> What is expected:
Please restate every record below word for word and skip the pictures.

Top of Source material

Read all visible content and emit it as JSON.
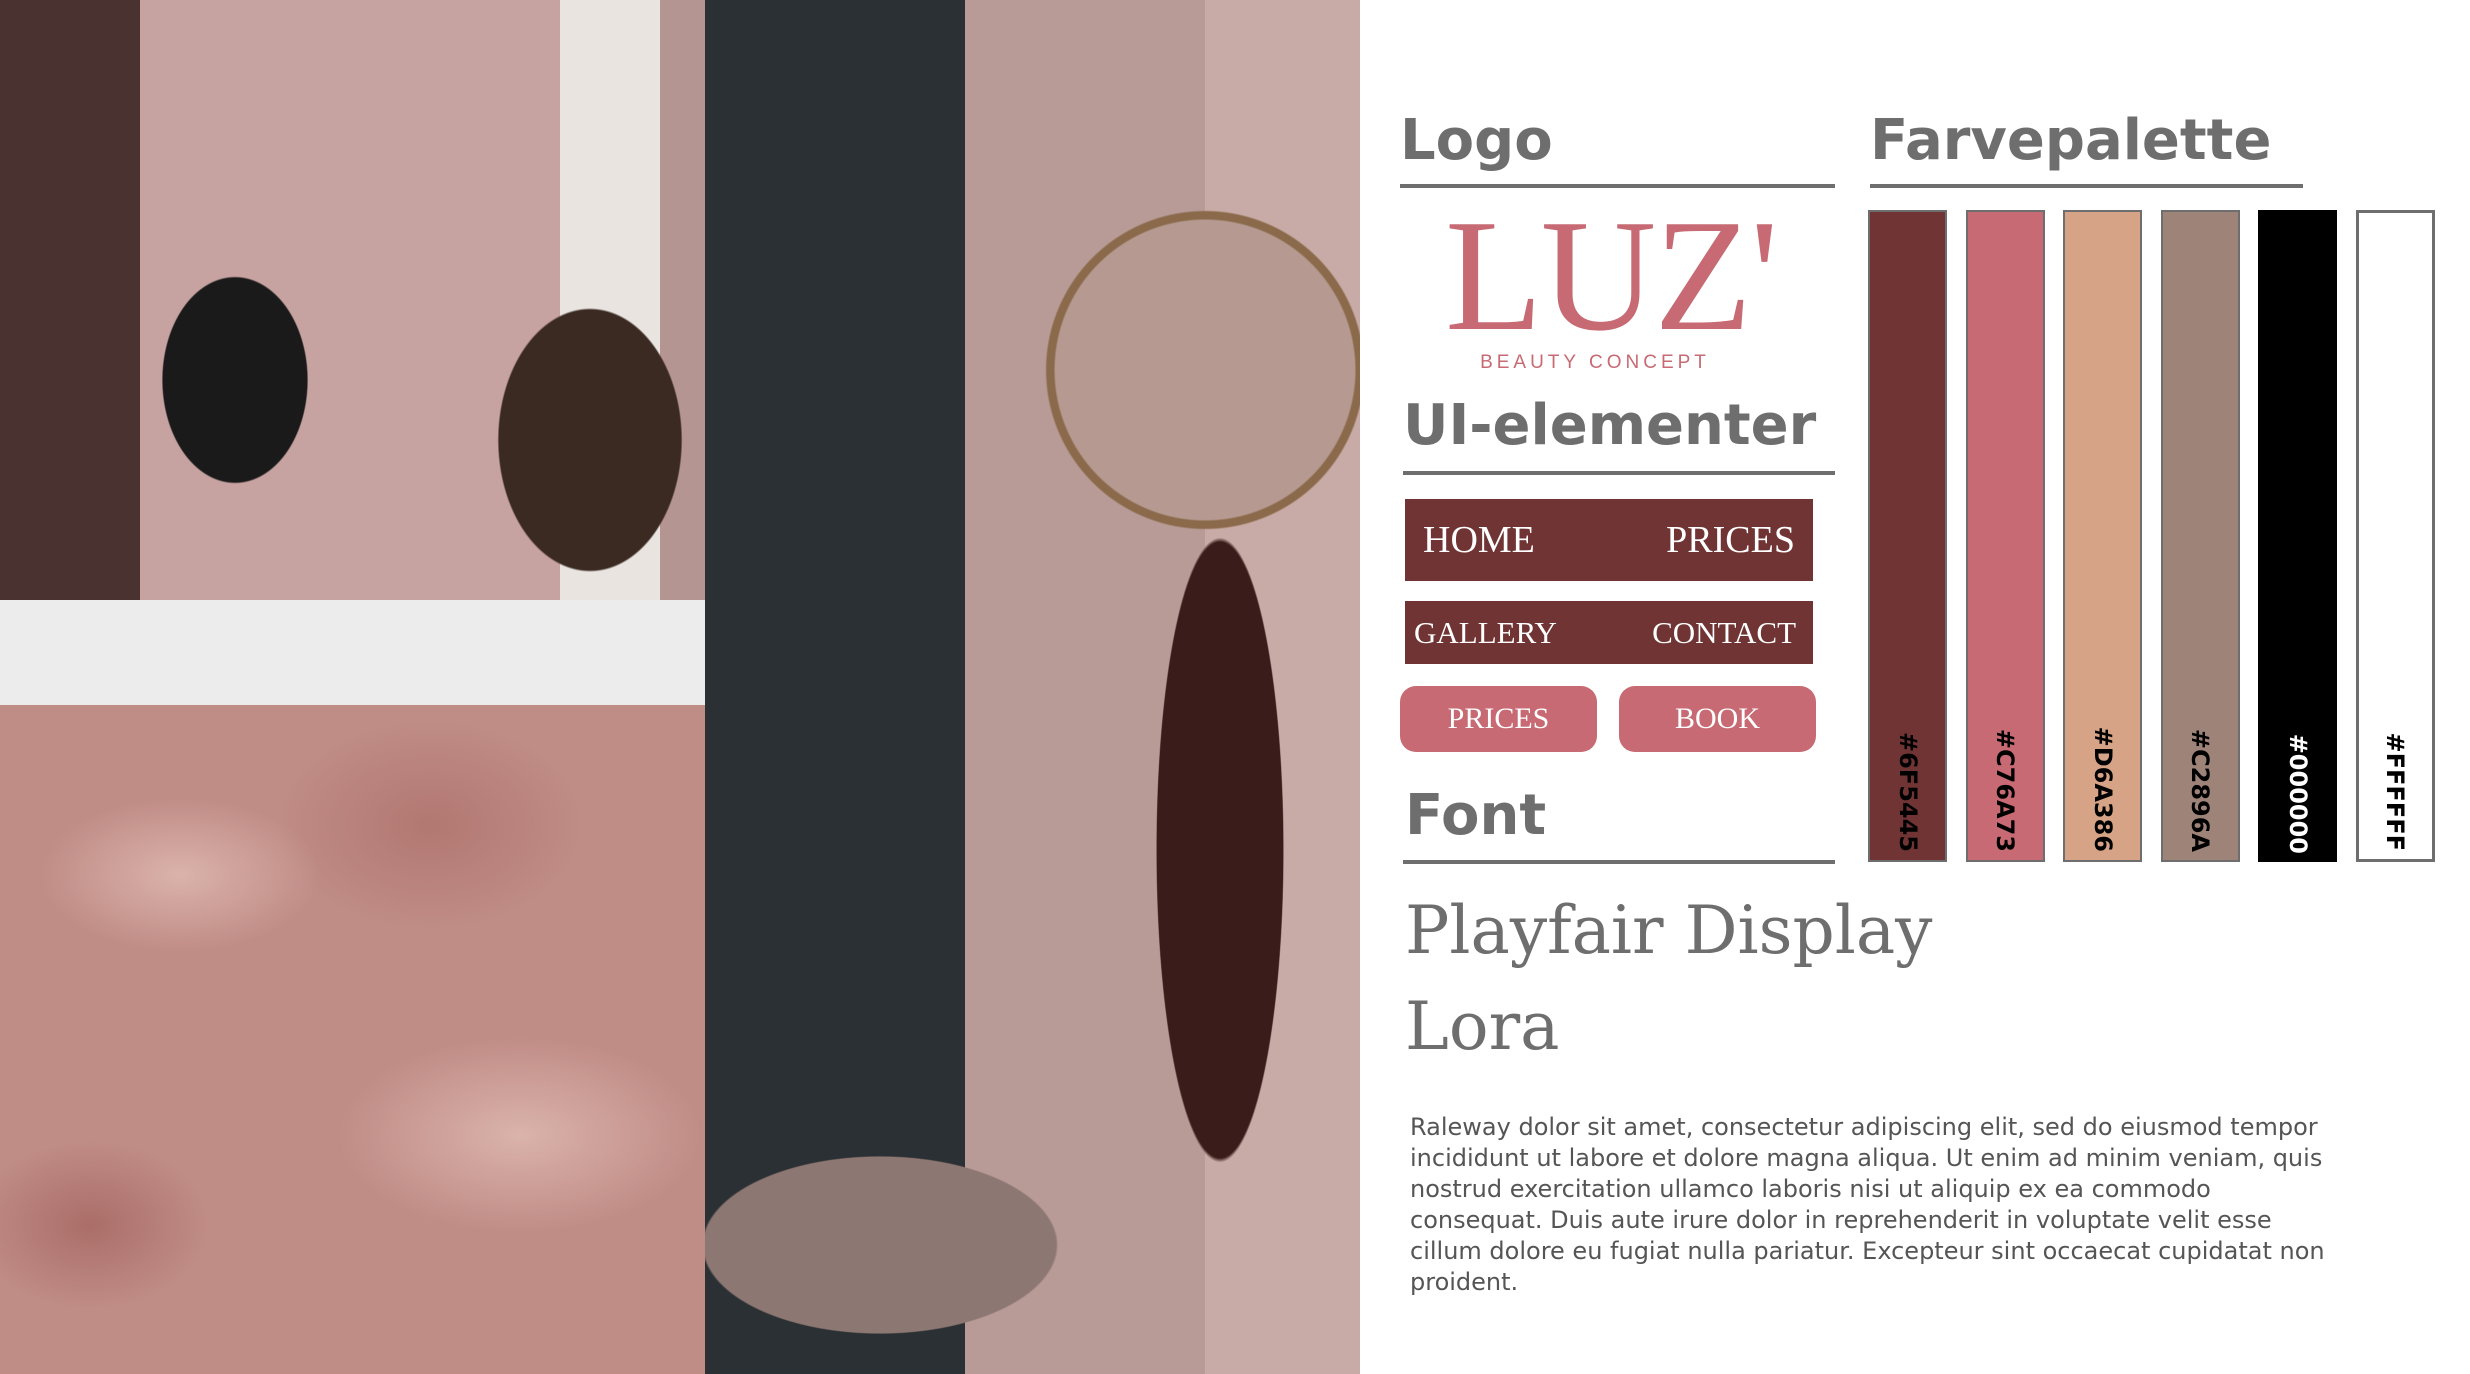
{
  "sections": {
    "logo": "Logo",
    "ui": "UI-elementer",
    "font": "Font",
    "palette": "Farvepalette"
  },
  "logo": {
    "wordmark": "LUZ'",
    "tagline": "BEAUTY CONCEPT"
  },
  "ui_elements": {
    "nav1": {
      "left": "HOME",
      "right": "PRICES"
    },
    "nav2": {
      "left": "GALLERY",
      "right": "CONTACT"
    },
    "buttons": {
      "prices": "PRICES",
      "book": "BOOK"
    }
  },
  "fonts": {
    "display": "Playfair Display",
    "serif": "Lora",
    "body_sample": "Raleway dolor sit amet, consectetur adipiscing elit, sed do eiusmod tempor incididunt ut labore et dolore magna aliqua. Ut enim ad minim veniam, quis nostrud exercitation ullamco laboris nisi ut aliquip ex ea commodo consequat. Duis aute irure dolor in reprehenderit in voluptate velit esse cillum dolore eu fugiat nulla pariatur. Excepteur sint occaecat cupidatat non proident."
  },
  "palette": [
    {
      "hex": "#6F5445",
      "fill": "#6F3433",
      "text": "#000000"
    },
    {
      "hex": "#C76A73",
      "fill": "#C76A73",
      "text": "#000000"
    },
    {
      "hex": "#D6A386",
      "fill": "#D6A386",
      "text": "#000000"
    },
    {
      "hex": "#C2896A",
      "fill": "#9E8378",
      "text": "#000000"
    },
    {
      "hex": "#000000",
      "fill": "#000000",
      "text": "#ffffff"
    },
    {
      "hex": "#FFFFFF",
      "fill": "#FFFFFF",
      "text": "#000000"
    }
  ]
}
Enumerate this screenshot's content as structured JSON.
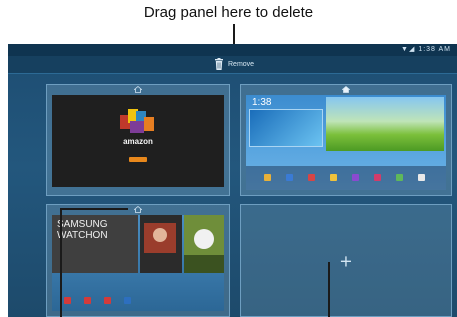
{
  "callouts": {
    "top": "Drag panel here to delete"
  },
  "status_bar": {
    "time": "1:38 AM"
  },
  "remove_bar": {
    "label": "Remove",
    "icon": "trash-icon"
  },
  "panels": [
    {
      "id": "amazon",
      "brand": "amazon"
    },
    {
      "id": "home",
      "clock": "1:38"
    },
    {
      "id": "watchon",
      "title_line1": "SAMSUNG",
      "title_line2": "WATCHON"
    },
    {
      "id": "empty",
      "icon": "plus-icon"
    }
  ],
  "colors": {
    "background": "#23577d",
    "panel_border": "#6e9ec0",
    "accent_orange": "#e8881c"
  }
}
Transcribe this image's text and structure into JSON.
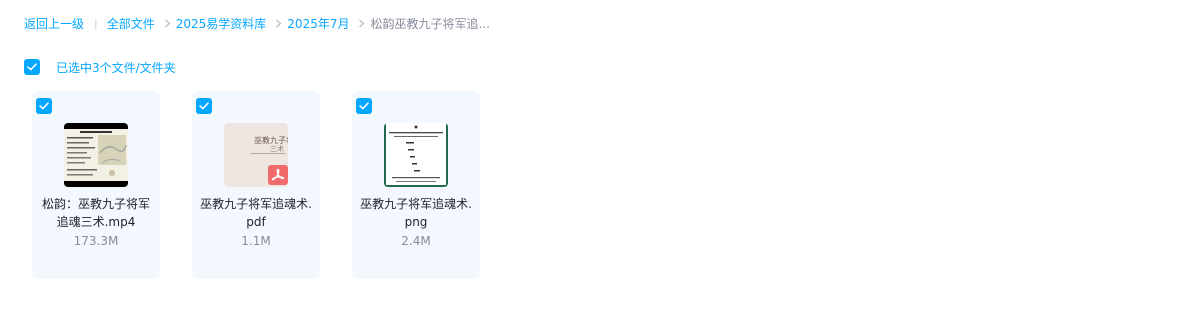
{
  "breadcrumb": {
    "back": "返回上一级",
    "items": [
      "全部文件",
      "2025易学资料库",
      "2025年7月"
    ],
    "current": "松韵巫教九子将军追..."
  },
  "selection": {
    "text": "已选中3个文件/文件夹"
  },
  "files": [
    {
      "name": "松韵：巫教九子将军追魂三术.mp4",
      "size": "173.3M",
      "type": "video",
      "selected": true
    },
    {
      "name": "巫教九子将军追魂术.pdf",
      "size": "1.1M",
      "type": "pdf",
      "selected": true,
      "thumb_text": [
        "巫教九子将軍",
        "三术"
      ]
    },
    {
      "name": "巫教九子将军追魂术.png",
      "size": "2.4M",
      "type": "image",
      "selected": true
    }
  ],
  "colors": {
    "accent": "#06a7ff",
    "card_bg": "#f2f8fe",
    "muted_text": "#878c9c",
    "pdf_badge": "#f26b6b"
  }
}
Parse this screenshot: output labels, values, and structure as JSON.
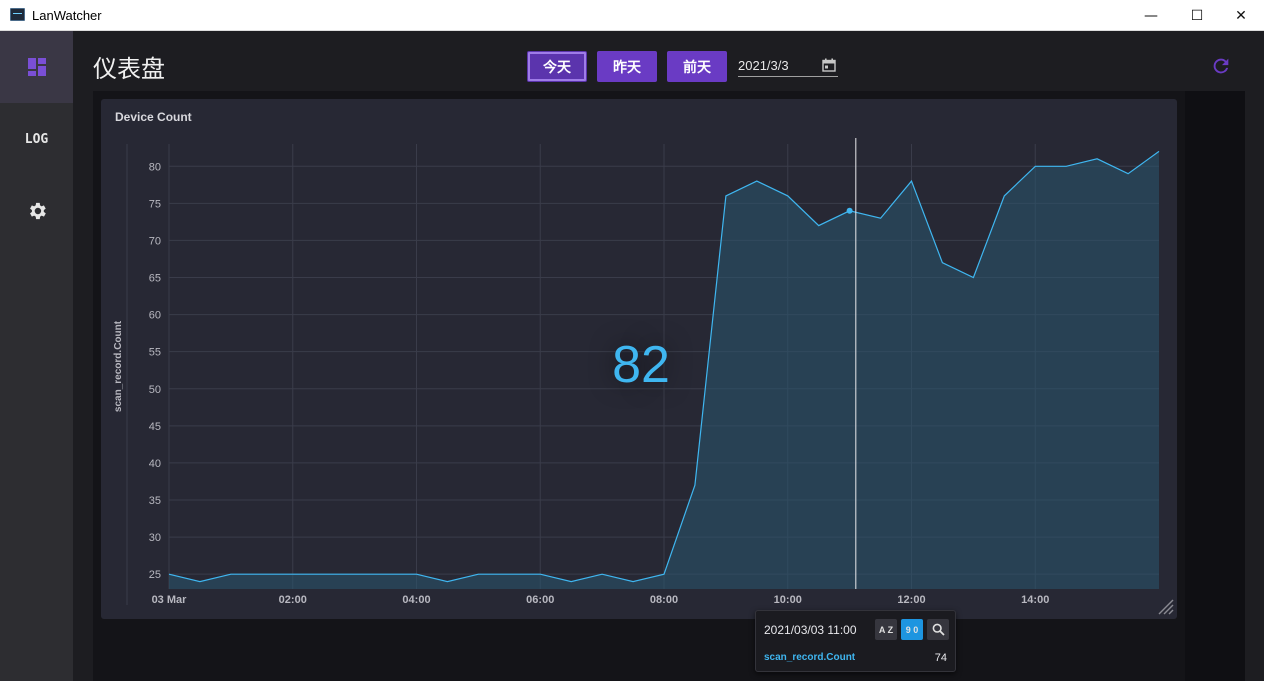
{
  "window": {
    "title": "LanWatcher",
    "controls": {
      "minimize": "—",
      "maximize": "☐",
      "close": "✕"
    }
  },
  "sidebar": {
    "items": [
      {
        "icon": "dashboard-icon",
        "active": true
      },
      {
        "label": "LOG"
      },
      {
        "icon": "gear-icon"
      }
    ]
  },
  "header": {
    "title": "仪表盘",
    "buttons": {
      "today": "今天",
      "yesterday": "昨天",
      "day_before": "前天"
    },
    "date_value": "2021/3/3",
    "refresh_icon": "refresh-icon"
  },
  "panel": {
    "title": "Device Count",
    "stat_value": "82"
  },
  "colors": {
    "accent": "#6a3bc4",
    "series_line": "#3fb6f0",
    "series_fill": "#2a5570",
    "panel_bg": "#272834"
  },
  "chart_data": {
    "type": "area",
    "ylabel": "scan_record.Count",
    "ylim": [
      23,
      83
    ],
    "yticks": [
      25,
      30,
      35,
      40,
      45,
      50,
      55,
      60,
      65,
      70,
      75,
      80
    ],
    "xtick_labels": [
      "03 Mar",
      "02:00",
      "04:00",
      "06:00",
      "08:00",
      "10:00",
      "12:00",
      "14:00"
    ],
    "xrange_hours": [
      0,
      16
    ],
    "grid": true,
    "series": [
      {
        "name": "scan_record.Count",
        "x": [
          0,
          0.5,
          1,
          1.5,
          2,
          2.5,
          3,
          3.5,
          4,
          4.5,
          5,
          5.5,
          6,
          6.5,
          7,
          7.5,
          8,
          8.5,
          9,
          9.5,
          10,
          10.5,
          11,
          11.5,
          12,
          12.5,
          13,
          13.5,
          14,
          14.5,
          15,
          15.5,
          16
        ],
        "values": [
          25,
          24,
          25,
          25,
          25,
          25,
          25,
          25,
          25,
          24,
          25,
          25,
          25,
          24,
          25,
          24,
          25,
          37,
          76,
          78,
          76,
          72,
          74,
          73,
          78,
          67,
          65,
          76,
          80,
          80,
          81,
          79,
          82
        ]
      }
    ],
    "crosshair_hour": 11.1,
    "highlight_point": {
      "x": 11,
      "y": 74
    }
  },
  "tooltip": {
    "time": "2021/03/03 11:00",
    "sort_az": "A Z",
    "sort_90": "9 0",
    "search_icon": "search-icon",
    "series_name": "scan_record.Count",
    "value": "74"
  }
}
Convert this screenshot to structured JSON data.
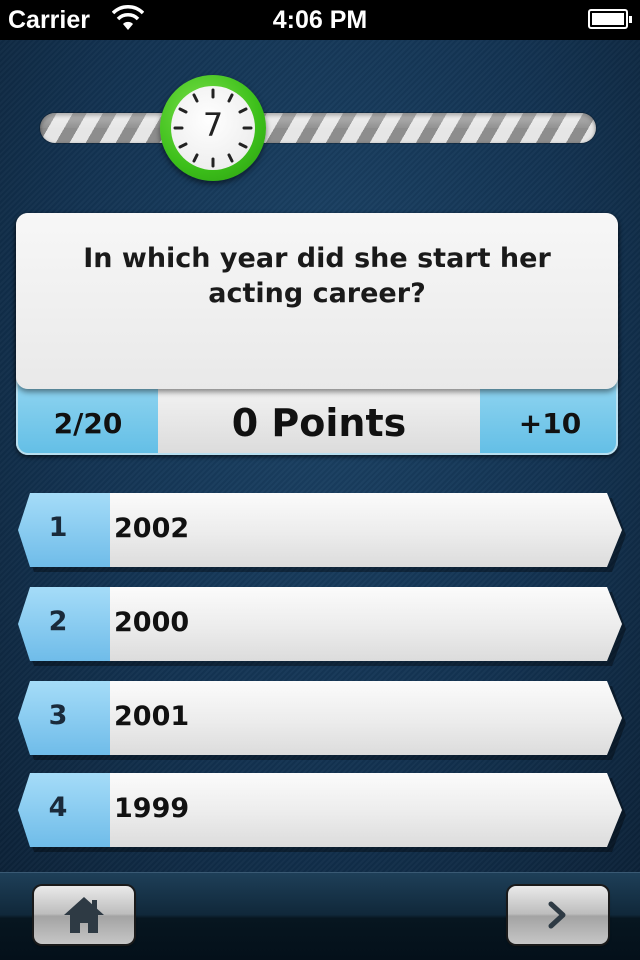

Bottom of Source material

> Answer to this task:
Read all visible content and emit it as JSON.
{
  "sections": {
    "logo": "Logo",
    "ui": "UI-elementer",
    "font": "Font",
    "palette": "Farvepalette"
  },
  "logo": {
    "wordmark": "LUZ'",
    "tagline": "BEAUTY CONCEPT"
  },
  "ui_elements": {
    "nav1": {
      "left": "HOME",
      "right": "PRICES"
    },
    "nav2": {
      "left": "GALLERY",
      "right": "CONTACT"
    },
    "buttons": {
      "prices": "PRICES",
      "book": "BOOK"
    }
  },
  "fonts": {
    "display": "Playfair Display",
    "serif": "Lora",
    "body_sample": "Raleway dolor sit amet, consectetur adipiscing elit, sed do eiusmod tempor incididunt ut labore et dolore magna aliqua. Ut enim ad minim veniam, quis nostrud exercitation ullamco laboris nisi ut aliquip ex ea commodo consequat. Duis aute irure dolor in reprehenderit in voluptate velit esse cillum dolore eu fugiat nulla pariatur. Excepteur sint occaecat cupidatat non proident."
  },
  "palette": [
    {
      "hex": "#6F5445",
      "fill": "#6F3433",
      "text": "#000000"
    },
    {
      "hex": "#C76A73",
      "fill": "#C76A73",
      "text": "#000000"
    },
    {
      "hex": "#D6A386",
      "fill": "#D6A386",
      "text": "#000000"
    },
    {
      "hex": "#C2896A",
      "fill": "#9E8378",
      "text": "#000000"
    },
    {
      "hex": "#000000",
      "fill": "#000000",
      "text": "#ffffff"
    },
    {
      "hex": "#FFFFFF",
      "fill": "#FFFFFF",
      "text": "#000000"
    }
  ]
}
Enumerate this screenshot's content as structured JSON.
{
  "callouts": {
    "top": "Drag panel here to delete"
  },
  "status_bar": {
    "time": "1:38 AM"
  },
  "remove_bar": {
    "label": "Remove",
    "icon": "trash-icon"
  },
  "panels": [
    {
      "id": "amazon",
      "brand": "amazon"
    },
    {
      "id": "home",
      "clock": "1:38"
    },
    {
      "id": "watchon",
      "title_line1": "SAMSUNG",
      "title_line2": "WATCHON"
    },
    {
      "id": "empty",
      "icon": "plus-icon"
    }
  ],
  "colors": {
    "background": "#23577d",
    "panel_border": "#6e9ec0",
    "accent_orange": "#e8881c"
  }
}
Transcribe this image's text and structure into JSON.
{
  "breadcrumb": {
    "back": "返回上一级",
    "items": [
      "全部文件",
      "2025易学资料库",
      "2025年7月"
    ],
    "current": "松韵巫教九子将军追..."
  },
  "selection": {
    "text": "已选中3个文件/文件夹"
  },
  "files": [
    {
      "name": "松韵：巫教九子将军追魂三术.mp4",
      "size": "173.3M",
      "type": "video",
      "selected": true
    },
    {
      "name": "巫教九子将军追魂术.pdf",
      "size": "1.1M",
      "type": "pdf",
      "selected": true,
      "thumb_text": [
        "巫教九子将軍",
        "三术"
      ]
    },
    {
      "name": "巫教九子将军追魂术.png",
      "size": "2.4M",
      "type": "image",
      "selected": true
    }
  ],
  "colors": {
    "accent": "#06a7ff",
    "card_bg": "#f2f8fe",
    "muted_text": "#878c9c",
    "pdf_badge": "#f26b6b"
  }
}
Parse this screenshot: output labels, values, and structure as JSON.
{
  "window": {
    "title": "LanWatcher",
    "controls": {
      "minimize": "—",
      "maximize": "☐",
      "close": "✕"
    }
  },
  "sidebar": {
    "items": [
      {
        "icon": "dashboard-icon",
        "active": true
      },
      {
        "label": "LOG"
      },
      {
        "icon": "gear-icon"
      }
    ]
  },
  "header": {
    "title": "仪表盘",
    "buttons": {
      "today": "今天",
      "yesterday": "昨天",
      "day_before": "前天"
    },
    "date_value": "2021/3/3",
    "refresh_icon": "refresh-icon"
  },
  "panel": {
    "title": "Device Count",
    "stat_value": "82"
  },
  "colors": {
    "accent": "#6a3bc4",
    "series_line": "#3fb6f0",
    "series_fill": "#2a5570",
    "panel_bg": "#272834"
  },
  "chart_data": {
    "type": "area",
    "ylabel": "scan_record.Count",
    "ylim": [
      23,
      83
    ],
    "yticks": [
      25,
      30,
      35,
      40,
      45,
      50,
      55,
      60,
      65,
      70,
      75,
      80
    ],
    "xtick_labels": [
      "03 Mar",
      "02:00",
      "04:00",
      "06:00",
      "08:00",
      "10:00",
      "12:00",
      "14:00"
    ],
    "xrange_hours": [
      0,
      16
    ],
    "grid": true,
    "series": [
      {
        "name": "scan_record.Count",
        "x": [
          0,
          0.5,
          1,
          1.5,
          2,
          2.5,
          3,
          3.5,
          4,
          4.5,
          5,
          5.5,
          6,
          6.5,
          7,
          7.5,
          8,
          8.5,
          9,
          9.5,
          10,
          10.5,
          11,
          11.5,
          12,
          12.5,
          13,
          13.5,
          14,
          14.5,
          15,
          15.5,
          16
        ],
        "values": [
          25,
          24,
          25,
          25,
          25,
          25,
          25,
          25,
          25,
          24,
          25,
          25,
          25,
          24,
          25,
          24,
          25,
          37,
          76,
          78,
          76,
          72,
          74,
          73,
          78,
          67,
          65,
          76,
          80,
          80,
          81,
          79,
          82
        ]
      }
    ],
    "crosshair_hour": 11.1,
    "highlight_point": {
      "x": 11,
      "y": 74
    }
  },
  "tooltip": {
    "time": "2021/03/03 11:00",
    "sort_az": "A Z",
    "sort_90": "9 0",
    "search_icon": "search-icon",
    "series_name": "scan_record.Count",
    "value": "74"
  }
}
Convert this screenshot to structured JSON data.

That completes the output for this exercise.